China's giant step into nanotechnology
(Nanowerk News) The Guardian in the UK is carrying a piece today on the emergence as China as a nanotechnology powerhouse:
Seated inside one of China's most advanced science laboratories, two PhD students dressed from head to toe in protective white suits listen intently to Mariah Carey's pop classic Hero. It is not the song, but the millimetre-thin, transparent strip making the sound that captures their attention - a nano-speaker they hope will revolutionise where, and how, we listen to music.
"This is cutting edge," says Professor Shoushan Fan, director of the nanotechnology lab at Beijing's prestigious Tsinghua University. Without a cone, magnet or amplifier, the speaker, which looks little more than a slim film of see-through plastic, can be used to transform almost any surface into an auditorium. It is made from nanocarbon tubes which, when heated, make the air around them vibrate, producing the sound. "The speaker's bendy and flexible," says Fan. "You could stick it to the back window of your car and play music from there."
Fan's nano-speaker is just the tip of the iceberg in China's sweeping nanotech programme, which has the potential to transform its export-based economy and nearly every aspect of our lives, from food and clothes to medicine and the military.
Nanotechnology - the manipulation of matter on an atomic scale to develop new materials - is an industry predicted to be worth nearly £1.5tn pounds by 2012, and China is determined to corner the biggest chunk of the market.

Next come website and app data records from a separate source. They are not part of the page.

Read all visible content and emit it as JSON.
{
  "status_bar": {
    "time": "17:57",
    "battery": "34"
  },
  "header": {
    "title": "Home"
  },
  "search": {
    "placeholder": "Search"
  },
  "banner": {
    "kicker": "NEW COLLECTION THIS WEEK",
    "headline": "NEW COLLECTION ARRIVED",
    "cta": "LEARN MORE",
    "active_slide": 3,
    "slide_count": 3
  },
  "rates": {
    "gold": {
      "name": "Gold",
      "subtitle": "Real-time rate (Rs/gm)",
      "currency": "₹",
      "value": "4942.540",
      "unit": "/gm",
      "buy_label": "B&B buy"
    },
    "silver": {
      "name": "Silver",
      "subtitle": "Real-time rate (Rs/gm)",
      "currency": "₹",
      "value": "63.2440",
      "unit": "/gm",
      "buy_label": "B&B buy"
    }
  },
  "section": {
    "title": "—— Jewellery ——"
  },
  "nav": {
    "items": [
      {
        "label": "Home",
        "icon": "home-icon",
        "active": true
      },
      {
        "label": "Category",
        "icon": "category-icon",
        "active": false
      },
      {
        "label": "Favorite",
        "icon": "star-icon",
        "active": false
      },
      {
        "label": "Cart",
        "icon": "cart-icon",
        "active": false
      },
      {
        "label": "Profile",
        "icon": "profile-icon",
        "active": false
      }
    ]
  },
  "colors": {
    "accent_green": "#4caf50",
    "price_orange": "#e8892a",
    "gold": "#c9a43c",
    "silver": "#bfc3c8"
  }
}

Its investment has already surpassed that of any other country after the US. Since 1999, China's spending on research and development (R&D) has gone up by more than 20% each year. A further boost will come from the £400bn economic stimulus package announced by the Chinese government this year, £12bn of which has been ringfenced for R&D.